Return every line of the listing that includes the string "Vendor".

· · · · ·

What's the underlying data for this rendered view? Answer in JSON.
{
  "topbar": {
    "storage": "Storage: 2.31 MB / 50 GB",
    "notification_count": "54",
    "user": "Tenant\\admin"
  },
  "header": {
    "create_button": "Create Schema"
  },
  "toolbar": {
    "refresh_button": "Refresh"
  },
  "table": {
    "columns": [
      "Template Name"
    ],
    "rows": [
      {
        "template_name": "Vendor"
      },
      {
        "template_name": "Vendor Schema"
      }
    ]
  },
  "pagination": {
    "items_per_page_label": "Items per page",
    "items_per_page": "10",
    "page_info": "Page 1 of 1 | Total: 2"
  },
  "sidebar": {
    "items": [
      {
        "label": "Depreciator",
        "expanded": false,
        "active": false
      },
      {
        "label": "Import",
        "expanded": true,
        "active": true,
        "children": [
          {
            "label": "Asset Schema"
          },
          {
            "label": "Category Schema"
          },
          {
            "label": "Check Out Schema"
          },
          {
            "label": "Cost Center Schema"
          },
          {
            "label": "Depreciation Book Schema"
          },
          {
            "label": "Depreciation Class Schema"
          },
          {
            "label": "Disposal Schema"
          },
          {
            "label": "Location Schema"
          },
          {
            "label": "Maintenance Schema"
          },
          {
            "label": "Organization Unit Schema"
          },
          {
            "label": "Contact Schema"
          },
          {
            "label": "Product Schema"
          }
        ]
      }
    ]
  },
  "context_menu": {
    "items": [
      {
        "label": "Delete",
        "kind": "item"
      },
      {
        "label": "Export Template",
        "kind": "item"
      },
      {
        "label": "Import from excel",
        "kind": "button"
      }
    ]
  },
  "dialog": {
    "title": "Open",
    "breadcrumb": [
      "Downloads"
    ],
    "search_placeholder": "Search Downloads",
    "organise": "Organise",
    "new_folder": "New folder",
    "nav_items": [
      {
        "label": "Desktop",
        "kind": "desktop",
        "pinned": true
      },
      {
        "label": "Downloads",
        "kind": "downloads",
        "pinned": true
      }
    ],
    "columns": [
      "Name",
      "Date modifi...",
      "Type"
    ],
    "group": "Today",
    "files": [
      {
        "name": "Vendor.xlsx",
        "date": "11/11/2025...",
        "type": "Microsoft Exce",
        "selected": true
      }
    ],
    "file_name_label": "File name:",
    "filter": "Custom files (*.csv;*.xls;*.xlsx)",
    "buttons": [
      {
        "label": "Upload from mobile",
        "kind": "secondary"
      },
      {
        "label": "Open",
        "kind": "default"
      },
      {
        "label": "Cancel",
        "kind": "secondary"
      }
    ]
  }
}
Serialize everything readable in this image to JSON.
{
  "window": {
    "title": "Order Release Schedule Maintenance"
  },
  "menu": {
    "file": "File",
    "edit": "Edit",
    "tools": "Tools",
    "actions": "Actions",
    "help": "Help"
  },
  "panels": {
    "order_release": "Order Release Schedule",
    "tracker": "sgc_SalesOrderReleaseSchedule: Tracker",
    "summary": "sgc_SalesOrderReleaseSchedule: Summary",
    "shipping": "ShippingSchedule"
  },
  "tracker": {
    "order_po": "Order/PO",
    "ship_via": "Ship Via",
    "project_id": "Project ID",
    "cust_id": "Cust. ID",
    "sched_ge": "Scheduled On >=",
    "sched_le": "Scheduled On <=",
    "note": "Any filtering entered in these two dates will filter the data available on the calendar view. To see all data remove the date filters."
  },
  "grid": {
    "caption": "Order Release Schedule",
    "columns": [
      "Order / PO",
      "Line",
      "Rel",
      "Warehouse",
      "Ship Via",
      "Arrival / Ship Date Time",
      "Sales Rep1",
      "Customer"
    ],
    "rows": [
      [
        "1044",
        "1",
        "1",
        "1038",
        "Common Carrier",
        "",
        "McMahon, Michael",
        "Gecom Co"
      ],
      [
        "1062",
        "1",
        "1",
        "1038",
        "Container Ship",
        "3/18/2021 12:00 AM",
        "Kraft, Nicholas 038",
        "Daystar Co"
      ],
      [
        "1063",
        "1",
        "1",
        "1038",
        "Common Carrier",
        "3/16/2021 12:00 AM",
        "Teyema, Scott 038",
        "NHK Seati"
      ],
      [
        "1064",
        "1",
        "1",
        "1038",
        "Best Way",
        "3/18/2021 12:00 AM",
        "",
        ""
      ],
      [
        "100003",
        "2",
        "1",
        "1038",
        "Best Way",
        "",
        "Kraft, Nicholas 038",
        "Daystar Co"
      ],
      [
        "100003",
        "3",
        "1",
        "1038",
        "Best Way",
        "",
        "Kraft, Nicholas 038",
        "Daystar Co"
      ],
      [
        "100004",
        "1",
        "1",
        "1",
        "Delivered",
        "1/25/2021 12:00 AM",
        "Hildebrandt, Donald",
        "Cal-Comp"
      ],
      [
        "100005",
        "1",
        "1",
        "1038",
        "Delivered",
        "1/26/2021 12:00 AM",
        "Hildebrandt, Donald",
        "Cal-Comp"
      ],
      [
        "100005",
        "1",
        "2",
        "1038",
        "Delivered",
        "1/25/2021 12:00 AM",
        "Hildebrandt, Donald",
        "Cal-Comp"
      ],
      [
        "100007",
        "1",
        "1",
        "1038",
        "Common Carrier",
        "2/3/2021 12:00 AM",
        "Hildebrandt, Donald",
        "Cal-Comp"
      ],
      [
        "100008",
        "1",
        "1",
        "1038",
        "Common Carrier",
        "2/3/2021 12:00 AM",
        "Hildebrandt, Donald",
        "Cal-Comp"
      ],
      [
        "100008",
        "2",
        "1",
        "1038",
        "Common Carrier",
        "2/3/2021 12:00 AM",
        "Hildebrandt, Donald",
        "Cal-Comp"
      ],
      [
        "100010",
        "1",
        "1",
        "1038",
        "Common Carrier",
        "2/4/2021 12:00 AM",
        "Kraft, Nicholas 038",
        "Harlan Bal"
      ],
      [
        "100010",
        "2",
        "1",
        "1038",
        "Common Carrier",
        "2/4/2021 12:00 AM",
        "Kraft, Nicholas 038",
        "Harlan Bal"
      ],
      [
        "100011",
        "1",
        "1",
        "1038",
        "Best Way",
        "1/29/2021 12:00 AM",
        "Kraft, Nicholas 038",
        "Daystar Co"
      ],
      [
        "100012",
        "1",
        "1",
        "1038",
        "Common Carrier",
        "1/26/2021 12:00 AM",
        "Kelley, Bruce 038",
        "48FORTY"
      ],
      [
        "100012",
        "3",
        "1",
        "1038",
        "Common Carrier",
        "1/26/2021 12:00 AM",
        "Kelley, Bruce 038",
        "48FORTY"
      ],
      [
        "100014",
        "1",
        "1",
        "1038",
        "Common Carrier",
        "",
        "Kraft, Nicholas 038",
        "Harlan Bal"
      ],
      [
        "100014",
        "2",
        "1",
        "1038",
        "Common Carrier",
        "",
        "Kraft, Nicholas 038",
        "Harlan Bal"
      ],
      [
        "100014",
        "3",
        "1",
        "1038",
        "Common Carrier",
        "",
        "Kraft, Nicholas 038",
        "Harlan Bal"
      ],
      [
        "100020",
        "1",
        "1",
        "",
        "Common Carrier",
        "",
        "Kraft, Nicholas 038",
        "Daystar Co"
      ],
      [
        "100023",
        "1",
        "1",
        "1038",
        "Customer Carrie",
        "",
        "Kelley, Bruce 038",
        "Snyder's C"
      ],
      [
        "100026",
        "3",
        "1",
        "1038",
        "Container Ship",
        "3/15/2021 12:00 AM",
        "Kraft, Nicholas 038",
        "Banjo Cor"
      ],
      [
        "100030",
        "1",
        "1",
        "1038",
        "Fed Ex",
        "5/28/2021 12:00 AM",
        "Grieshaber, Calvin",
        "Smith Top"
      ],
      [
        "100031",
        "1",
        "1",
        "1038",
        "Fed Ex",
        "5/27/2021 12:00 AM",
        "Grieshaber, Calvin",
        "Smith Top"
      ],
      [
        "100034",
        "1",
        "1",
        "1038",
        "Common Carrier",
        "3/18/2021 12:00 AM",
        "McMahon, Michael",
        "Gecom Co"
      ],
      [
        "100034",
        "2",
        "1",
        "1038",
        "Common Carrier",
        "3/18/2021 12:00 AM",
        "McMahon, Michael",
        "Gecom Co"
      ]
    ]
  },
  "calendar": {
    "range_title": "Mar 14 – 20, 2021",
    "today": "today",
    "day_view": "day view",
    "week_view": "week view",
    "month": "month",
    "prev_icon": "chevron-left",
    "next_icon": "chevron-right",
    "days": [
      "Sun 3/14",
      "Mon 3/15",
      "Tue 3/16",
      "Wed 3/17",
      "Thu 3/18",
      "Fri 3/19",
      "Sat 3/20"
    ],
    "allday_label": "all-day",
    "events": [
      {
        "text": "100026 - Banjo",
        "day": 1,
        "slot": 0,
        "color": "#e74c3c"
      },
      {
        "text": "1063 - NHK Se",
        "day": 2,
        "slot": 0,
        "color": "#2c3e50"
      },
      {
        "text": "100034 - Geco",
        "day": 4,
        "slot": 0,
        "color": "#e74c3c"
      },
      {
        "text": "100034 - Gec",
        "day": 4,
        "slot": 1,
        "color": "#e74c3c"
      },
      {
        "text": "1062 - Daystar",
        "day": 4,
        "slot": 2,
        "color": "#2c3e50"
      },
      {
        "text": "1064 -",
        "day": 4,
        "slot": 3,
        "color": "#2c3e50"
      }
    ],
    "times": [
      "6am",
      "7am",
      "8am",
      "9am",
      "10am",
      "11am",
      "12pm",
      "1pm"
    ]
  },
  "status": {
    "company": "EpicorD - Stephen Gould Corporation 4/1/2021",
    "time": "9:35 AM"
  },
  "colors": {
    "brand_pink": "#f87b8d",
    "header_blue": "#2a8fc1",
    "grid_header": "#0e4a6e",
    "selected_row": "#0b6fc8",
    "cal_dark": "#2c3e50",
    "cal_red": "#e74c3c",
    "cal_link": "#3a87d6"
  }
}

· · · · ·

### Response area
        "template_name": "Vendor"
        "template_name": "Vendor Schema"
        "name": "Vendor.xlsx",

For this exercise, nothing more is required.